29. On 12 June 2003 Ali Zabiyev was granted victim status and questioned. He stated that at 7.10 p.m. on 10 June 2003 their ZIL-130 lorry had been fired at from machine guns. The vehicle had hit a tree and stopped. Ali and Umar had taken their wounded mother out of the lorry and brought her into the forest. Umar had asked Ali to go searching for help, which Ali had done. Having returned to the scene of the incident, Ali, the police and the fellow villagers had found the first applicant, who had then been transferred to hospital. Umar Zabiyev had disappeared; on 11 June 2003 his dead body had been found.

30. On 13 June 2003 Mr D. and Mr O. were questioned. They stated that at about 8 p.m. on 10 June 2003 Ali Zabiyev had run towards them and told them that the ZIL lorry had been fired at. They had reported the shooting to the police and gone to the scene of the incident. There they had found the first applicant unconscious; Umar Zabiyev had disappeared. While searching for Umar Zabiyev, Mr D. and Mr O. had stumbled across a group of armed men. The men had pointed their firearms at Mr D. and Mr O., verified whether they had had any weapons and checked their identity papers. Then they had questioned Mr D. and Mr O. about their reasons for being in the forest and left in the direction of the village of Dattykh. On the following day Umar Zabiyev's dead body had been found buried some 20 or 30 metres from the place where the witnesses had met the armed men.

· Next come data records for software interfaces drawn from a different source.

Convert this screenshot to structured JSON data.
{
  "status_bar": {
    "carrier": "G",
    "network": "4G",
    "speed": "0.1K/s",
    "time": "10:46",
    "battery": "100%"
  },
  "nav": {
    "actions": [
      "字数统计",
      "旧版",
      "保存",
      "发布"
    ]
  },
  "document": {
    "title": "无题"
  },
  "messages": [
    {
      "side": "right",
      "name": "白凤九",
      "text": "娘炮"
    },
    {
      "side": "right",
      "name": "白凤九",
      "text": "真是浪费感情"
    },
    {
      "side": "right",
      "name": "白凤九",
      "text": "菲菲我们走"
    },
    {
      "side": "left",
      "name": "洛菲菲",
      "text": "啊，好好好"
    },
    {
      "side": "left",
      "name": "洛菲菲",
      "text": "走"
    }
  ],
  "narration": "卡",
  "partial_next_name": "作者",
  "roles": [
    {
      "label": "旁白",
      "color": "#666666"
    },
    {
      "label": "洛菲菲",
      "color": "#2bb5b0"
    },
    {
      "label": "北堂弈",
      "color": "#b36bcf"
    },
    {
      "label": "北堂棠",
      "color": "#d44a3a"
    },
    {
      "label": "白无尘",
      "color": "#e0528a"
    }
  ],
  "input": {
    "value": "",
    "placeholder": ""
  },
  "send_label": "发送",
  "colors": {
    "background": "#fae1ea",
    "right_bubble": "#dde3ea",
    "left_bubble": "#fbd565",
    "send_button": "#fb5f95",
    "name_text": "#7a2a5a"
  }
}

31. The investigators verified Mr D.'s and Mr O.'s statements. Within 20 metres from Umar Zabiyev's grave they found an area with eight sleeping berths and the following items: empty plastic mineral water bottles, empty plastic bags, empty tin cans marked "Boiled Buckwheat", "Cooked Rice", "Liver {Pate} with Pork Fat" and other items bearing the stamp "Military Supply of Provisions" ("Оборонпродкомплект"), a pair of worn socks, a piece of bandage with traces of blood and a portable remote-control detonator PM-4 No. 3144 1-99 ("переносная подрывная машинка ПМ-4").

32. The items found at the scene of the incident, the ZIL-130 lorry and a bullet extracted from Umar Zabiyev's body were subjected to forensic, ballistic, dactylographic, medical, olfactory and biological expert examinations carried out in July and August 2003.

33. The ballistic expert examinations established that the bullet extracted from Umar Zabiyev's dead body had been fired from a Kalashnikov machine gun of 7.62 mm calibre. 217 cartridge cases presented for examination had been parts of cartridges of 7.62 mm calibre produced in Russia according to the 1981 standards and suitable for Mosin and Dragunov sniper rifles, as well as for Kalashnikov machine guns. The cartridge cases in question had been fired from two firearms. Cartridge belts presented for examination had been additional parts for a Kalashnikov machine gun of 7.62 mm calibre.

34. The forensic expert examination established that the ZIL-130 lorry